» What to produce:
Show only those lines of the entries where the string "bónus" is found.
____________
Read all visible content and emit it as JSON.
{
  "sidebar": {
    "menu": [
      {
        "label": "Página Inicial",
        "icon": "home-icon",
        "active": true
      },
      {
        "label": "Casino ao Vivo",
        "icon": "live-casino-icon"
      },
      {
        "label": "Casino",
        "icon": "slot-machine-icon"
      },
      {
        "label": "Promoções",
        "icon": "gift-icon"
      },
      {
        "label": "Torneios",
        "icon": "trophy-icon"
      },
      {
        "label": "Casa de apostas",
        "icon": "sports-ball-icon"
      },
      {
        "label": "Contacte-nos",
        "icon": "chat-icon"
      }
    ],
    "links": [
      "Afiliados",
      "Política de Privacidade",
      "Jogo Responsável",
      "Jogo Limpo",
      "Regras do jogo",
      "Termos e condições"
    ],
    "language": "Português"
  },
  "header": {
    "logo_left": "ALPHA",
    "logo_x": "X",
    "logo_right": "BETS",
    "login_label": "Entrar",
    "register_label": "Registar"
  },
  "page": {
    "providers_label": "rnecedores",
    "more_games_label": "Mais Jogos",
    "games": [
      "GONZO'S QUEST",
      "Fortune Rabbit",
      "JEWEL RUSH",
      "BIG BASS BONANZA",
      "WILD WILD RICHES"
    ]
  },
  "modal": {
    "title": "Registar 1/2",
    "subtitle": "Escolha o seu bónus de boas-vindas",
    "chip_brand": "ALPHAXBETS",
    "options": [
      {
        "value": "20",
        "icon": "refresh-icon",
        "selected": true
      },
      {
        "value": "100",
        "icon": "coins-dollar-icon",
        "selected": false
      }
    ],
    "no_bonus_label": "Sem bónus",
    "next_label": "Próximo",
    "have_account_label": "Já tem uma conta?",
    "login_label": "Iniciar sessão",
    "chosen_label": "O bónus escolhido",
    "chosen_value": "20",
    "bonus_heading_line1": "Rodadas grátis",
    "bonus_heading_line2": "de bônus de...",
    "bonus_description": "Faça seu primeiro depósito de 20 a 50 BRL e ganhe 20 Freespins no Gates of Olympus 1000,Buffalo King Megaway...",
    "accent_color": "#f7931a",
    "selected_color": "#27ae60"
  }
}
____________
» The answer:
    "subtitle": "Escolha o seu bónus de boas-vindas",
    "no_bonus_label": "Sem bónus",
    "chosen_label": "O bónus escolhido",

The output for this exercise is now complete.